= Beginning of Section =

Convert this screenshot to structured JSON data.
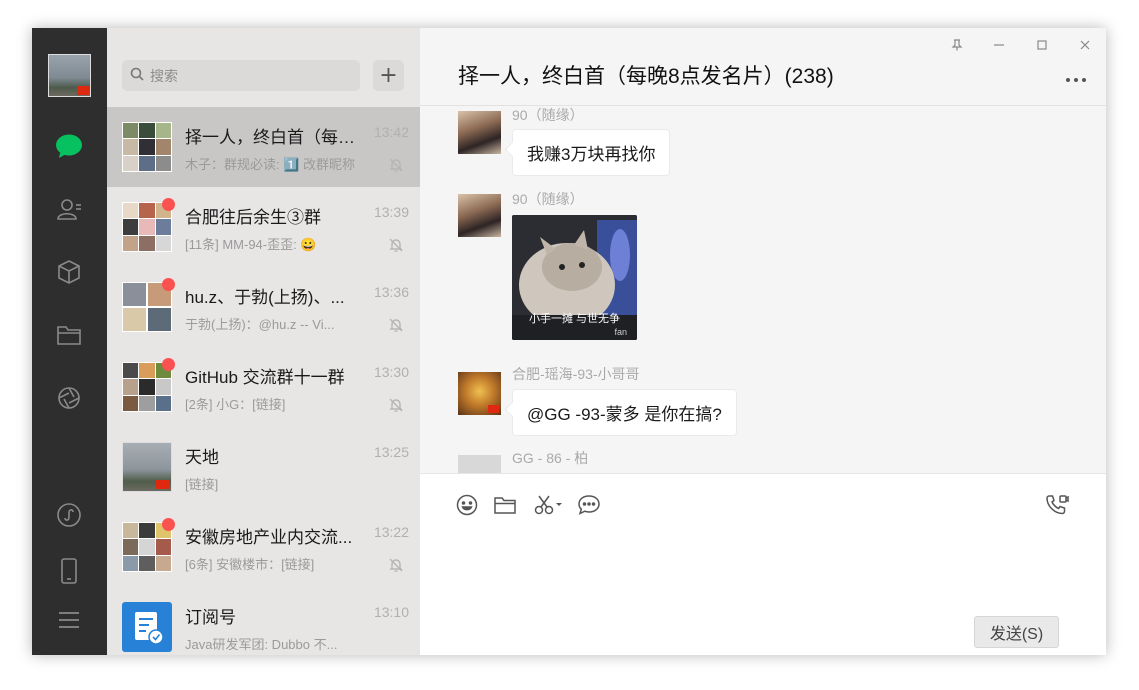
{
  "search": {
    "placeholder": "搜索"
  },
  "add_button": "+",
  "chats": [
    {
      "name": "择一人，终白首（每晚8点发名片）",
      "time": "13:42",
      "preview": "木子：群规必读: 1️⃣ 改群昵称",
      "muted": true,
      "unread_dot": false,
      "active": true
    },
    {
      "name": "合肥往后余生③群",
      "time": "13:39",
      "preview": "[11条] MM-94-歪歪: 😀",
      "muted": true,
      "unread_dot": true,
      "active": false
    },
    {
      "name": "hu.z、于勃(上扬)、...",
      "time": "13:36",
      "preview": "于勃(上扬)：@hu.z -- Vi...",
      "muted": true,
      "unread_dot": true,
      "active": false
    },
    {
      "name": "GitHub 交流群十一群",
      "time": "13:30",
      "preview": "[2条] 小G：[链接]",
      "muted": true,
      "unread_dot": true,
      "active": false
    },
    {
      "name": "天地",
      "time": "13:25",
      "preview": "[链接]",
      "muted": false,
      "unread_dot": false,
      "active": false
    },
    {
      "name": "安徽房地产业内交流...",
      "time": "13:22",
      "preview": "[6条] 安徽楼市：[链接]",
      "muted": true,
      "unread_dot": true,
      "active": false
    },
    {
      "name": "订阅号",
      "time": "13:10",
      "preview": "Java研发军团: Dubbo 不...",
      "muted": false,
      "unread_dot": false,
      "active": false
    }
  ],
  "conversation": {
    "title": "择一人，终白首（每晚8点发名片）(238)",
    "messages": [
      {
        "sender": "90（随缘）",
        "text": "我赚3万块再找你"
      },
      {
        "sender": "90（随缘）",
        "image_caption": "小手一摊 与世无争",
        "image_watermark": "fan"
      },
      {
        "sender": "合肥-瑶海-93-小哥哥",
        "text": "@GG -93-蒙多 是你在搞?"
      },
      {
        "sender": "GG - 86 - 柏"
      }
    ]
  },
  "composer": {
    "send_label": "发送(S)"
  },
  "colors": {
    "accent": "#07c160",
    "unread": "#fa5151",
    "rail": "#2e2e2e"
  }
}
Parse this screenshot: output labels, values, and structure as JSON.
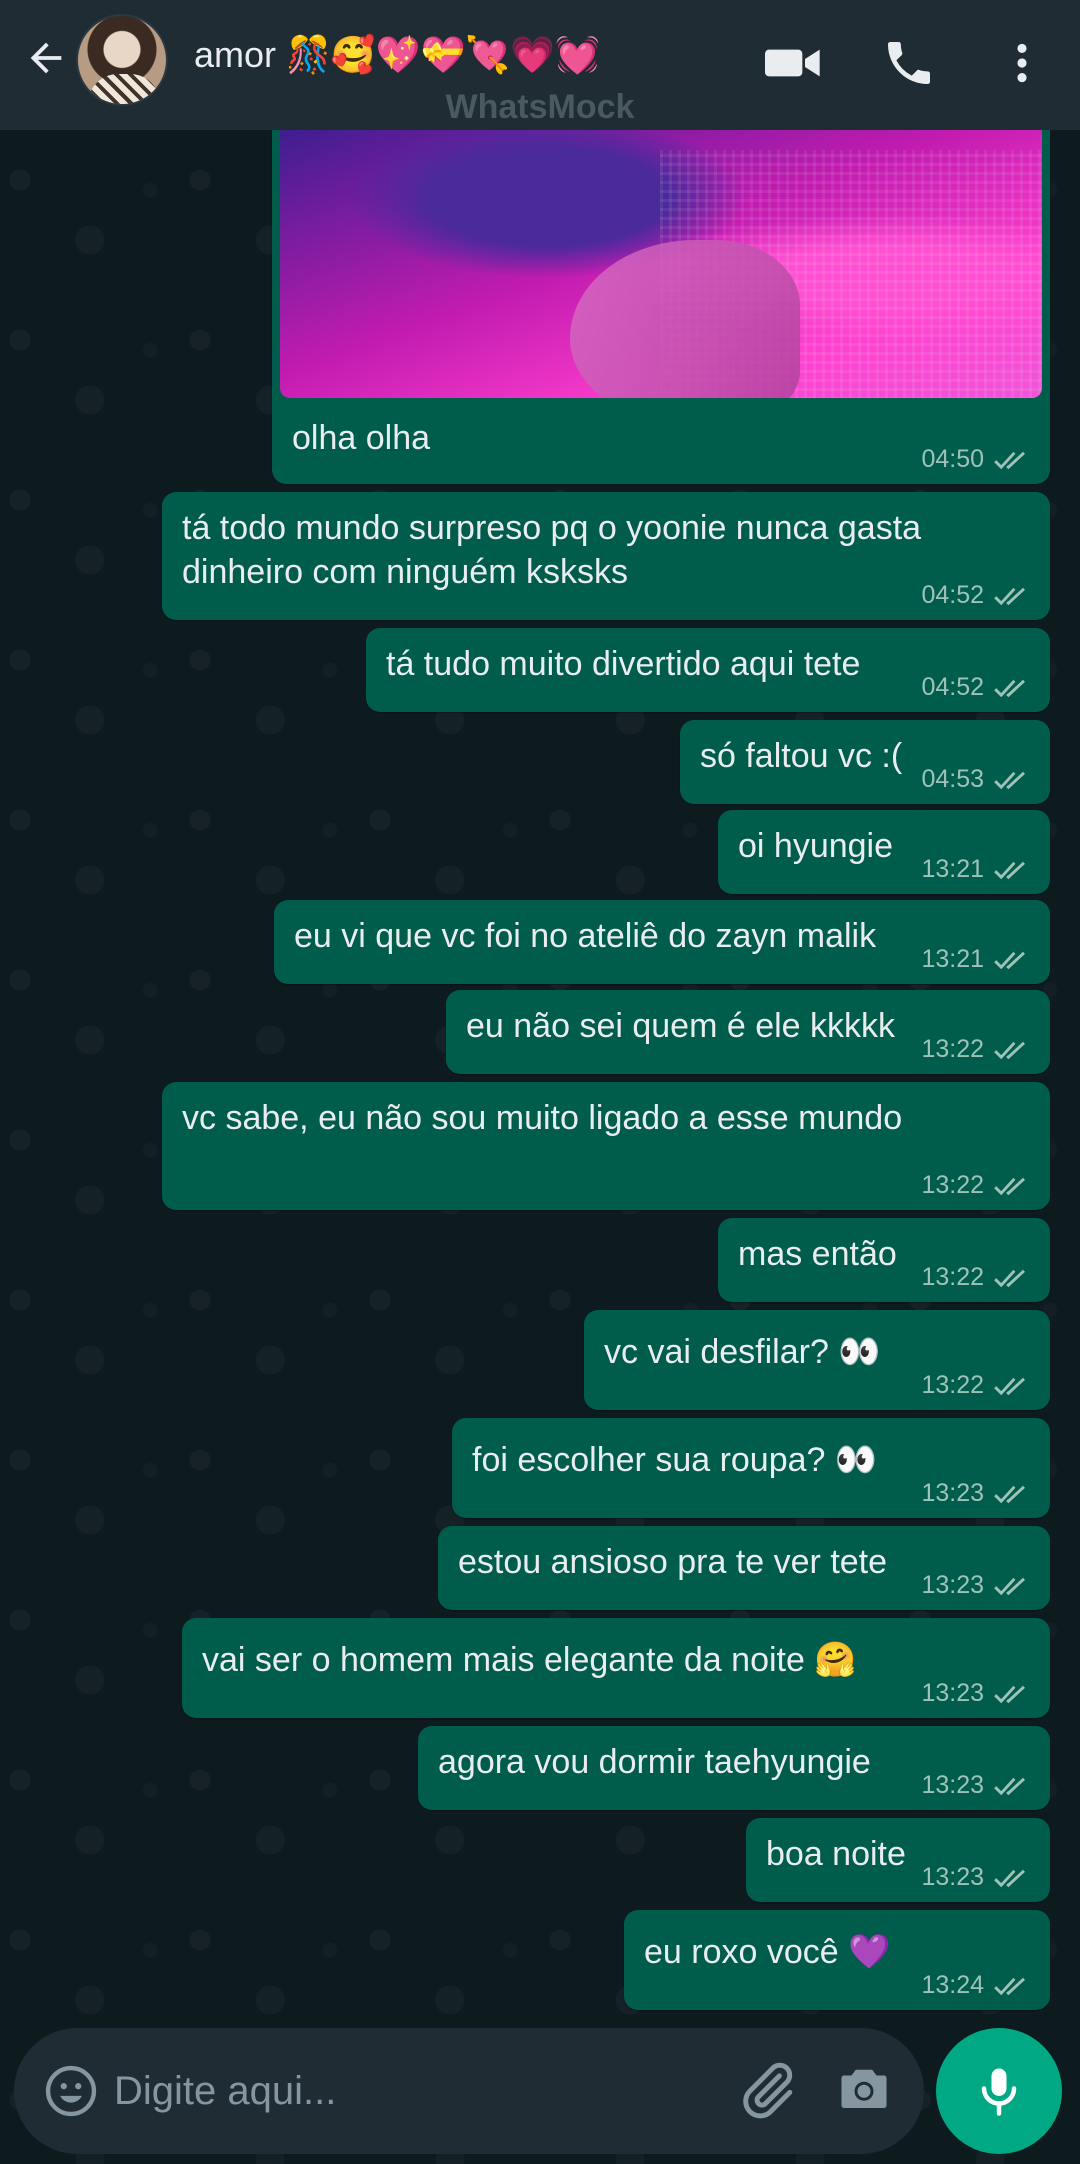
{
  "header": {
    "contact_name": "amor 🎊🥰💖💝💘💗💓",
    "watermark": "WhatsMock",
    "icons": [
      "back-arrow-icon",
      "video-camera-icon",
      "phone-icon",
      "more-vert-icon"
    ]
  },
  "messages": [
    {
      "text": "olha olha",
      "time": "04:50",
      "has_image": true
    },
    {
      "text": "tá todo mundo surpreso pq o yoonie nunca gasta dinheiro com ninguém ksksks",
      "time": "04:52"
    },
    {
      "text": "tá tudo muito divertido aqui tete",
      "time": "04:52"
    },
    {
      "text": "só faltou vc :(",
      "time": "04:53"
    },
    {
      "text": "oi hyungie",
      "time": "13:21"
    },
    {
      "text": "eu vi que vc foi no ateliê do zayn malik",
      "time": "13:21"
    },
    {
      "text": "eu não sei quem é ele kkkkk",
      "time": "13:22"
    },
    {
      "text": "vc sabe, eu não sou muito ligado a esse mundo",
      "time": "13:22"
    },
    {
      "text": "mas então",
      "time": "13:22"
    },
    {
      "text": "vc vai desfilar? 👀",
      "time": "13:22"
    },
    {
      "text": "foi escolher sua roupa? 👀",
      "time": "13:23"
    },
    {
      "text": "estou ansioso pra te ver tete",
      "time": "13:23"
    },
    {
      "text": "vai ser o homem mais elegante da noite 🤗",
      "time": "13:23"
    },
    {
      "text": "agora vou dormir taehyungie",
      "time": "13:23"
    },
    {
      "text": "boa noite",
      "time": "13:23"
    },
    {
      "text": "eu roxo você 💜",
      "time": "13:24"
    }
  ],
  "input": {
    "placeholder": "Digite aqui...",
    "value": ""
  },
  "colors": {
    "header_bg": "#1f2c33",
    "bubble_out": "#005c4b",
    "accent": "#00a884",
    "ticks": "#9fc2b8"
  }
}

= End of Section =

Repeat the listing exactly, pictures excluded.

▶ OUTPUT FOR THIS TASK
Convert this screenshot to structured JSON data.
{
  "search": {
    "placeholder": "搜索"
  },
  "add_button": "+",
  "chats": [
    {
      "name": "择一人，终白首（每晚8点发名片）",
      "time": "13:42",
      "preview": "木子：群规必读: 1️⃣ 改群昵称",
      "muted": true,
      "unread_dot": false,
      "active": true
    },
    {
      "name": "合肥往后余生③群",
      "time": "13:39",
      "preview": "[11条] MM-94-歪歪: 😀",
      "muted": true,
      "unread_dot": true,
      "active": false
    },
    {
      "name": "hu.z、于勃(上扬)、...",
      "time": "13:36",
      "preview": "于勃(上扬)：@hu.z -- Vi...",
      "muted": true,
      "unread_dot": true,
      "active": false
    },
    {
      "name": "GitHub 交流群十一群",
      "time": "13:30",
      "preview": "[2条] 小G：[链接]",
      "muted": true,
      "unread_dot": true,
      "active": false
    },
    {
      "name": "天地",
      "time": "13:25",
      "preview": "[链接]",
      "muted": false,
      "unread_dot": false,
      "active": false
    },
    {
      "name": "安徽房地产业内交流...",
      "time": "13:22",
      "preview": "[6条] 安徽楼市：[链接]",
      "muted": true,
      "unread_dot": true,
      "active": false
    },
    {
      "name": "订阅号",
      "time": "13:10",
      "preview": "Java研发军团: Dubbo 不...",
      "muted": false,
      "unread_dot": false,
      "active": false
    }
  ],
  "conversation": {
    "title": "择一人，终白首（每晚8点发名片）(238)",
    "messages": [
      {
        "sender": "90（随缘）",
        "text": "我赚3万块再找你"
      },
      {
        "sender": "90（随缘）",
        "image_caption": "小手一摊 与世无争",
        "image_watermark": "fan"
      },
      {
        "sender": "合肥-瑶海-93-小哥哥",
        "text": "@GG -93-蒙多 是你在搞?"
      },
      {
        "sender": "GG - 86 - 柏"
      }
    ]
  },
  "composer": {
    "send_label": "发送(S)"
  },
  "colors": {
    "accent": "#07c160",
    "unread": "#fa5151",
    "rail": "#2e2e2e"
  }
}
Parse this screenshot: output labels, values, and structure as JSON.
{
  "header": {
    "contact_name": "amor 🎊🥰💖💝💘💗💓",
    "watermark": "WhatsMock",
    "icons": [
      "back-arrow-icon",
      "video-camera-icon",
      "phone-icon",
      "more-vert-icon"
    ]
  },
  "messages": [
    {
      "text": "olha olha",
      "time": "04:50",
      "has_image": true
    },
    {
      "text": "tá todo mundo surpreso pq o yoonie nunca gasta dinheiro com ninguém ksksks",
      "time": "04:52"
    },
    {
      "text": "tá tudo muito divertido aqui tete",
      "time": "04:52"
    },
    {
      "text": "só faltou vc :(",
      "time": "04:53"
    },
    {
      "text": "oi hyungie",
      "time": "13:21"
    },
    {
      "text": "eu vi que vc foi no ateliê do zayn malik",
      "time": "13:21"
    },
    {
      "text": "eu não sei quem é ele kkkkk",
      "time": "13:22"
    },
    {
      "text": "vc sabe, eu não sou muito ligado a esse mundo",
      "time": "13:22"
    },
    {
      "text": "mas então",
      "time": "13:22"
    },
    {
      "text": "vc vai desfilar? 👀",
      "time": "13:22"
    },
    {
      "text": "foi escolher sua roupa? 👀",
      "time": "13:23"
    },
    {
      "text": "estou ansioso pra te ver tete",
      "time": "13:23"
    },
    {
      "text": "vai ser o homem mais elegante da noite 🤗",
      "time": "13:23"
    },
    {
      "text": "agora vou dormir taehyungie",
      "time": "13:23"
    },
    {
      "text": "boa noite",
      "time": "13:23"
    },
    {
      "text": "eu roxo você 💜",
      "time": "13:24"
    }
  ],
  "input": {
    "placeholder": "Digite aqui...",
    "value": ""
  },
  "colors": {
    "header_bg": "#1f2c33",
    "bubble_out": "#005c4b",
    "accent": "#00a884",
    "ticks": "#9fc2b8"
  }
}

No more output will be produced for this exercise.